[2]  We talk about the people of the Old Testament being monotheists, but the word carries a different, stricter, more exclusive concept now than it did then.  Today monotheists believe in one God and one God only, yet Abraham, Moses, et al, seemed comfortable with the idea of Yahweh being the greatest / foremost / best god and the god exclusively for them, but also seemed to accept the existence of other, lesser gods for other peoples.  Abraham in particular didn’t have much faith in God’s protection since not once but twice he pawned off his own wife as his sister to kings he feared would murder him if he refused to let them marry her.  The common people certainly seemed to have accepted the idea of other gods; look at all the shenanigans with erecting golden calves, building pagan alters, stealing idols, etc.  It isn’t until the latter prophets that the idea of there-is-but-one-true-God-and-idols-are-bogus really sinks in among the priesthood, and much, much later following the return from Babylon for the populace to embrace that thought.  By the time of Christ monotheism as we know it is in place, but it took a while for the Jews to grasp the concept.

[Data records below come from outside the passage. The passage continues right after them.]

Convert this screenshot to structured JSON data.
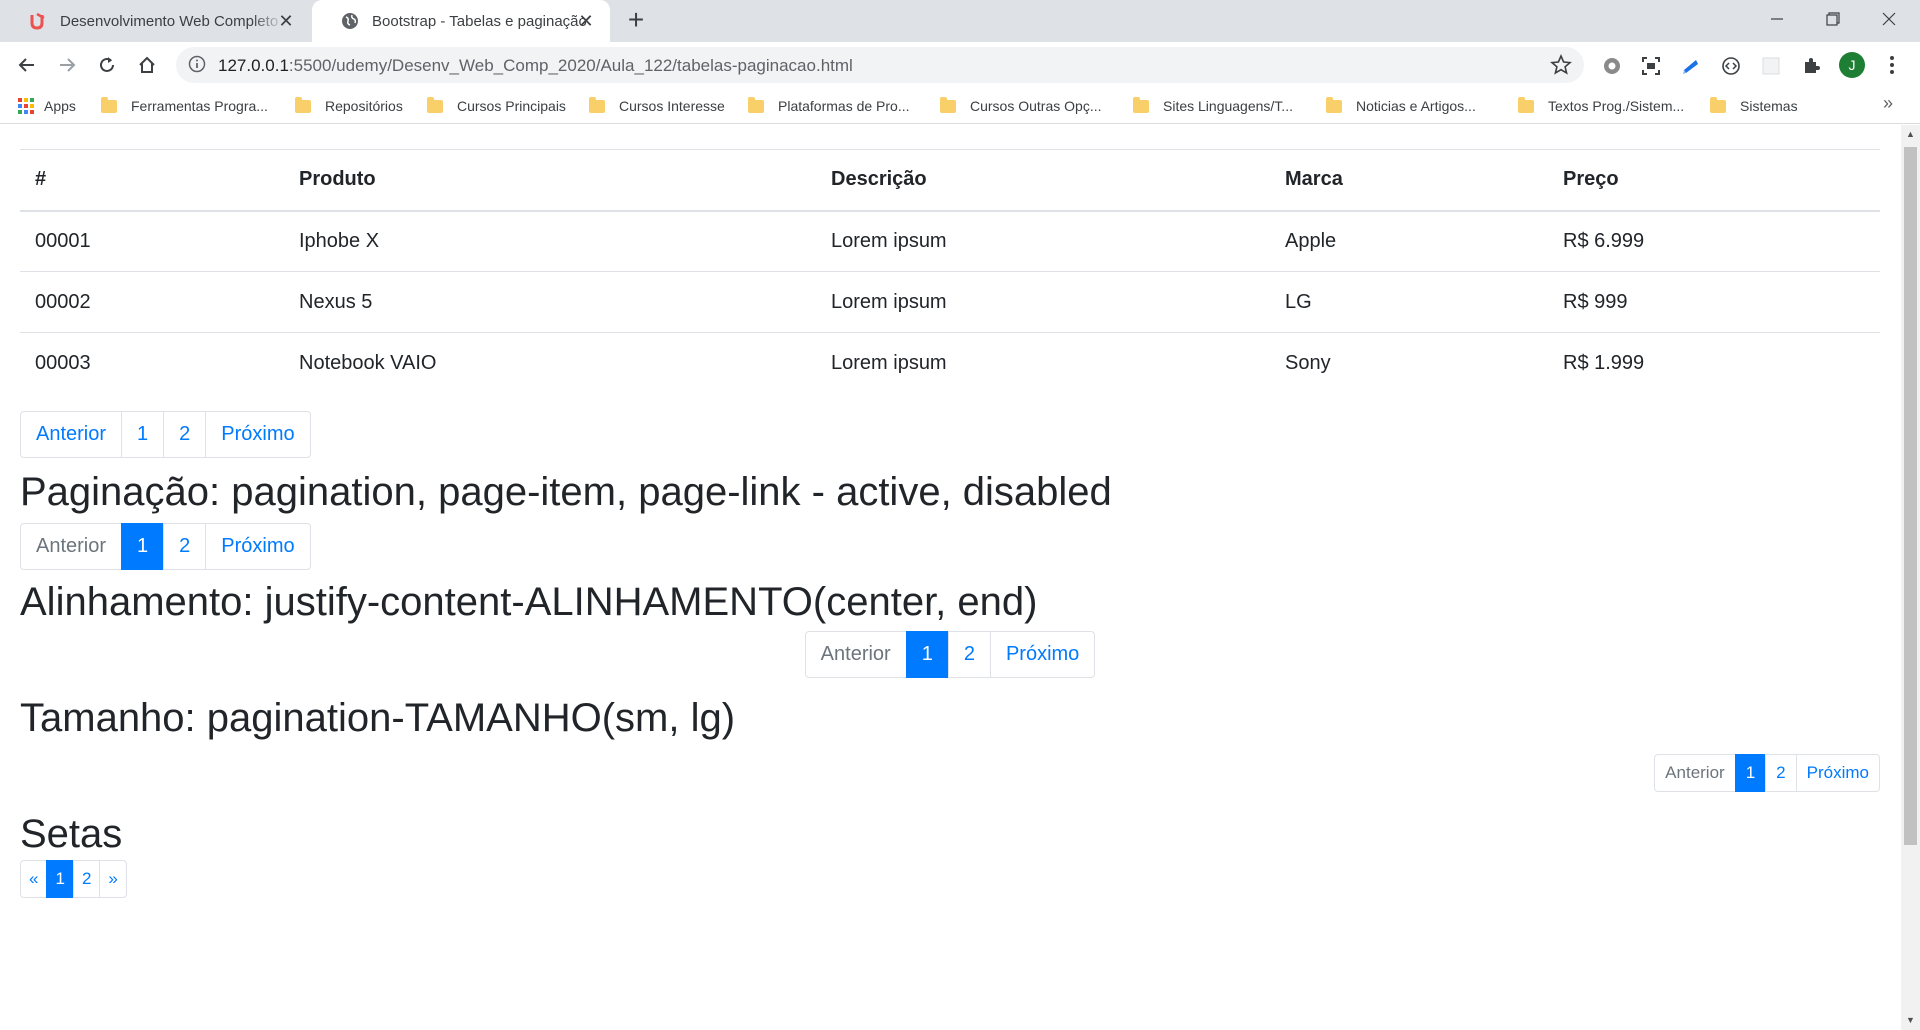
{
  "browser": {
    "tabs": [
      {
        "title": "Desenvolvimento Web Completo 2020",
        "close": "✕"
      },
      {
        "title": "Bootstrap - Tabelas e paginação",
        "close": "✕"
      }
    ],
    "new_tab": "+",
    "url_host": "127.0.0.1",
    "url_path": ":5500/udemy/Desenv_Web_Comp_2020/Aula_122/tabelas-paginacao.html",
    "profile_initial": "J",
    "bookmarks": [
      "Apps",
      "Ferramentas Progra...",
      "Repositórios",
      "Cursos Principais",
      "Cursos Interesse",
      "Plataformas de Pro...",
      "Cursos Outras Opç...",
      "Sites Linguagens/T...",
      "Noticias e Artigos...",
      "Textos Prog./Sistem...",
      "Sistemas"
    ],
    "bookmarks_more": "»"
  },
  "table": {
    "headers": [
      "#",
      "Produto",
      "Descrição",
      "Marca",
      "Preço"
    ],
    "rows": [
      [
        "00001",
        "Iphobe X",
        "Lorem ipsum",
        "Apple",
        "R$ 6.999"
      ],
      [
        "00002",
        "Nexus 5",
        "Lorem ipsum",
        "LG",
        "R$ 999"
      ],
      [
        "00003",
        "Notebook VAIO",
        "Lorem ipsum",
        "Sony",
        "R$ 1.999"
      ]
    ]
  },
  "pagination_basic": {
    "prev": "Anterior",
    "p1": "1",
    "p2": "2",
    "next": "Próximo"
  },
  "section_pagination": {
    "title": "Paginação: pagination, page-item, page-link - active, disabled",
    "prev": "Anterior",
    "p1": "1",
    "p2": "2",
    "next": "Próximo"
  },
  "section_alignment": {
    "title": "Alinhamento: justify-content-ALINHAMENTO(center, end)",
    "prev": "Anterior",
    "p1": "1",
    "p2": "2",
    "next": "Próximo"
  },
  "section_size": {
    "title": "Tamanho: pagination-TAMANHO(sm, lg)",
    "prev": "Anterior",
    "p1": "1",
    "p2": "2",
    "next": "Próximo"
  },
  "section_arrows": {
    "title": "Setas",
    "prev": "«",
    "p1": "1",
    "p2": "2",
    "next": "»"
  },
  "colors": {
    "primary": "#007bff",
    "disabled": "#6c757d",
    "text": "#212529",
    "border": "#dee2e6",
    "tabbar": "#dee1e6"
  }
}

[3]  You want to argue spreading AIDS is a sin, I'll give you that; so's promoting cigarettes.

[4]  BTW, where did the concept of "sacrifice" come from?  It appears full blown, without any preamble, as a universally understood concept in the story of Cain and Able, yet nowhere are we told who came up with the idea.  God?  Man?  Satan?  Was sacrifice some human concept that God used, the same way He uses the human concept of "Abba" / "Papa" because it's a symbol we can easily wrap our primitive minds around?  God demanding a sacrifice makes no sense:  Everything is already His, He lets us use some of it, we give some of it back to prove we're thankful / sorry for the bad shit we've done?  That makes no sense and God Himself says it makes no sense.  He already knows our hearts and minds, He tells us there is nothing we can do to earn salvation, that salvation is a gift freely given by Him.  All we have to do if we accept His salvation is to love one another as much as He loves us and we love ourselves -- and we can't even do THAT!

[5]  I think this admonition re hedonism also applies to any pleasure that threatens to become an “idol” in our lives:  Drugs, alcohol, gambling, video games, exercise, whatever.

[6]  And when you think about it, of course he would.  Look at the only women mentioned in his genealogy:  Tamar, who pretended to be a hooker to get pregnant by her father-in-law; Rahab, who really was a hooker; Esther, who was a dirty stinkin’ foreigner who seduced her future husband by putting her hand on his thigh; Bathsheba, an adulteress with a rep so nasty she doesn’t even have to be named; and Mary, who was impregnated by the Holy Spirit.  Christ was never one to throw stones and his family history may be a huge contributing factor in that.

[7]  Now, to be frank, this is a thing I am puzzled over.  Did he mean to look at a specific woman and desire to have sex with her was a sin?  Or did he mean to look at a woman and just have free form sexual urgings was bad?  Is it okay to fantasize about a purely imaginary woman, if one knows one is doing it only to relieve sexual tension and not because one is dissatisfied with one’s spouse?  I don’t know.  Lemme tackle one thing at a time.

 

Question #1

Question #3